Documenting the Approval Process
Vice Chancellor Laster stated that he expected that, at trial, he would hear a credible account from the Committee members as to how they evaluated the Fall Dropdown, negotiated the final price and how they ultimately concluded the Fall Dropdown was in the best interests of MLP. However, because of the significant number of dropdowns consummated by MLP and the length of time between the approval of the Fall Dropdown and trial, it is not surprising that the Committee members were unable to provide detailed explanations for why decisions were made or not made. Consequently, some explanations tended to focus less on what actually happened in the Fall Dropdown process, but rather focused on what the Committee has typically done. Because it might be difficult to recall specific details of a fast-moving approval process for one of many deals years later, it is helpful to have a well-documented approval process with properly drafted minutes.

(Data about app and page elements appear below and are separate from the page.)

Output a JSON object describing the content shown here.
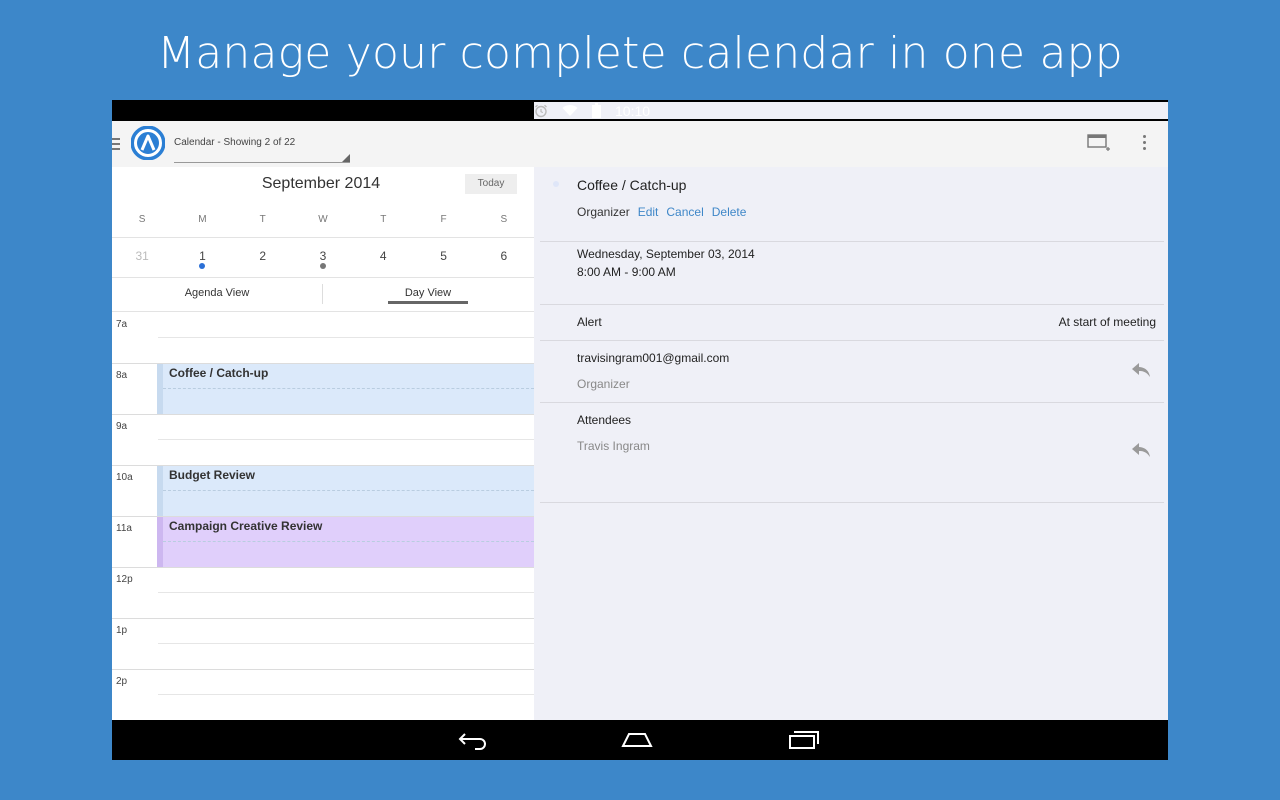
{
  "headline": "Manage your complete calendar in one app",
  "status_bar": {
    "time": "10:10",
    "icons": [
      "alarm-icon",
      "wifi-icon",
      "battery-icon"
    ]
  },
  "app_bar": {
    "calendar_selector": "Calendar - Showing 2 of 22",
    "icons": [
      "hamburger-icon",
      "app-logo-icon",
      "add-window-icon",
      "overflow-menu-icon"
    ]
  },
  "calendar": {
    "month_title": "September 2014",
    "today_button": "Today",
    "weekdays": [
      "S",
      "M",
      "T",
      "W",
      "T",
      "F",
      "S"
    ],
    "days": [
      {
        "label": "31",
        "muted": true,
        "dot": ""
      },
      {
        "label": "1",
        "muted": false,
        "dot": "#2b6fd6"
      },
      {
        "label": "2",
        "muted": false,
        "dot": ""
      },
      {
        "label": "3",
        "muted": false,
        "dot": "#777777"
      },
      {
        "label": "4",
        "muted": false,
        "dot": ""
      },
      {
        "label": "5",
        "muted": false,
        "dot": ""
      },
      {
        "label": "6",
        "muted": false,
        "dot": ""
      }
    ],
    "view_tabs": {
      "agenda": "Agenda View",
      "day": "Day View",
      "selected": "day"
    },
    "hours": [
      {
        "label": "7a",
        "event": null
      },
      {
        "label": "8a",
        "event": {
          "title": "Coffee / Catch-up",
          "color": "#dbe9fa",
          "bar": "#c7daef"
        }
      },
      {
        "label": "9a",
        "event": null
      },
      {
        "label": "10a",
        "event": {
          "title": "Budget Review",
          "color": "#dbe9fa",
          "bar": "#c7daef"
        }
      },
      {
        "label": "11a",
        "event": {
          "title": "Campaign Creative Review",
          "color": "#e0cffb",
          "bar": "#cdb7f0"
        }
      },
      {
        "label": "12p",
        "event": null
      },
      {
        "label": "1p",
        "event": null
      },
      {
        "label": "2p",
        "event": null
      }
    ]
  },
  "event_detail": {
    "title": "Coffee / Catch-up",
    "role": "Organizer",
    "actions": {
      "edit": "Edit",
      "cancel": "Cancel",
      "delete": "Delete"
    },
    "date": "Wednesday, September 03, 2014",
    "time": "8:00 AM - 9:00 AM",
    "alert_label": "Alert",
    "alert_value": "At start of meeting",
    "organizer_email": "travisingram001@gmail.com",
    "organizer_role": "Organizer",
    "attendees_label": "Attendees",
    "attendee": "Travis Ingram"
  },
  "nav_bar": {
    "icons": [
      "back-icon",
      "home-icon",
      "recents-icon"
    ]
  }
}
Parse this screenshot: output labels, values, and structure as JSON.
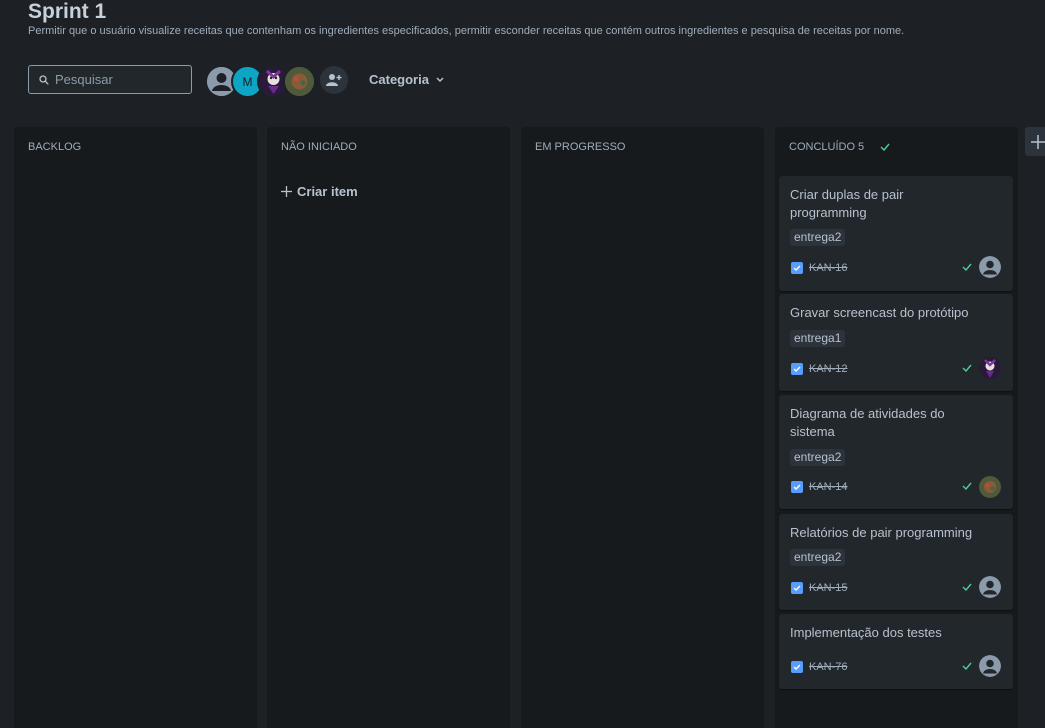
{
  "page": {
    "title": "Sprint 1",
    "subtitle": "Permitir que o usuário visualize receitas que contenham os ingredientes especificados, permitir esconder receitas que contém outros ingredientes e pesquisa de receitas por nome."
  },
  "toolbar": {
    "search_placeholder": "Pesquisar",
    "avatar_initial": "M",
    "category_label": "Categoria"
  },
  "columns": [
    {
      "title": "BACKLOG"
    },
    {
      "title": "NÃO INICIADO",
      "create_label": "Criar item"
    },
    {
      "title": "EM PROGRESSO"
    },
    {
      "title": "CONCLUÍDO 5"
    }
  ],
  "cards": [
    {
      "title": "Criar duplas de pair programming",
      "tag": "entrega2",
      "key": "KAN-16",
      "assignee": "default-avatar-icon"
    },
    {
      "title": "Gravar screencast do protótipo",
      "tag": "entrega1",
      "key": "KAN-12",
      "assignee": "user-photo-avatar"
    },
    {
      "title": "Diagrama de atividades do sistema",
      "tag": "entrega2",
      "key": "KAN-14",
      "assignee": "user-photo-avatar"
    },
    {
      "title": "Relatórios de pair programming",
      "tag": "entrega2",
      "key": "KAN-15",
      "assignee": "default-avatar-icon"
    },
    {
      "title": "Implementação dos testes",
      "key": "KAN-76",
      "assignee": "default-avatar-icon"
    }
  ],
  "colors": {
    "background": "#1d2125",
    "column": "#161a1d",
    "card": "#22272b",
    "checkbox": "#579dff",
    "done_check": "#4bce97"
  }
}
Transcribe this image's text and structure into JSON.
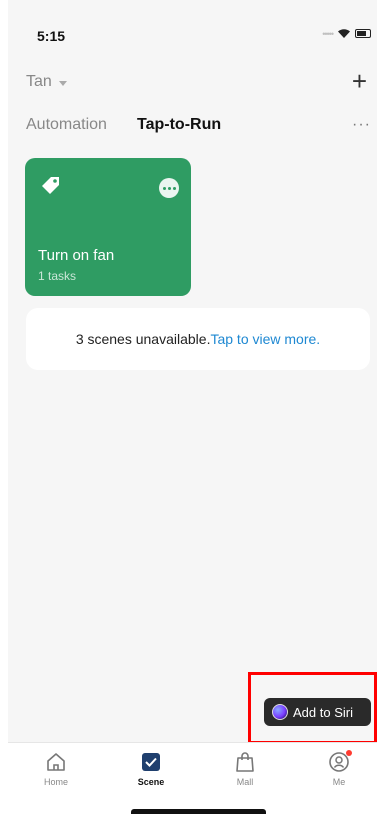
{
  "status_bar": {
    "time": "5:15"
  },
  "header": {
    "home_name": "Tan",
    "add_symbol": "+"
  },
  "tabs": {
    "automation": "Automation",
    "tap_to_run": "Tap-to-Run",
    "more": "···"
  },
  "scene_card": {
    "title": "Turn on fan",
    "subtitle": "1 tasks",
    "color": "#2f9c63"
  },
  "notice": {
    "text": "3 scenes unavailable.",
    "link": "Tap to view more."
  },
  "siri": {
    "label": "Add to Siri"
  },
  "tab_bar": {
    "items": [
      {
        "label": "Home",
        "icon": "home-icon"
      },
      {
        "label": "Scene",
        "icon": "scene-check-icon"
      },
      {
        "label": "Mall",
        "icon": "shopping-bag-icon"
      },
      {
        "label": "Me",
        "icon": "profile-icon"
      }
    ]
  },
  "colors": {
    "accent": "#1e88d2",
    "card": "#2f9c63",
    "highlight": "#ff0000"
  }
}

Reasonable advisors might disagree on the benefits of short-form minutes versus long-form minutes; however, clear and concise long-form minutes can be incredibly useful in a fiduciary duty breach case. The minutes do not need to recite verbatim a discussion at the committee’s meeting, but the minutes should set forth a specific decision point and recount the general discussion and the decision made or not made. Furthermore, the minutes should include the rationale for such decision or non-decision and any advice provided by advisors. Well-drafted long-form minutes may prove invaluable to committee members years later as they prepare for a deposition. Such minutes would be particularly helpful for an entity that enters into and consummates many transactions. Thus, another lesson from El Paso is to draft minutes in a manner that truly captures the committee’s deliberations and any advice provided by its advisors, such that the minutes may help committee members recall key facts regarding the approval process years later.
As stated above, although the El Paso decision generated much discussion at the time it was issued, its applicability should not be widespread. The decision, however, offers lessons for drafting modifications to fiduciary duties for governing boards, tailoring agreements for a specific industry and provides considerations for how to document an approval process.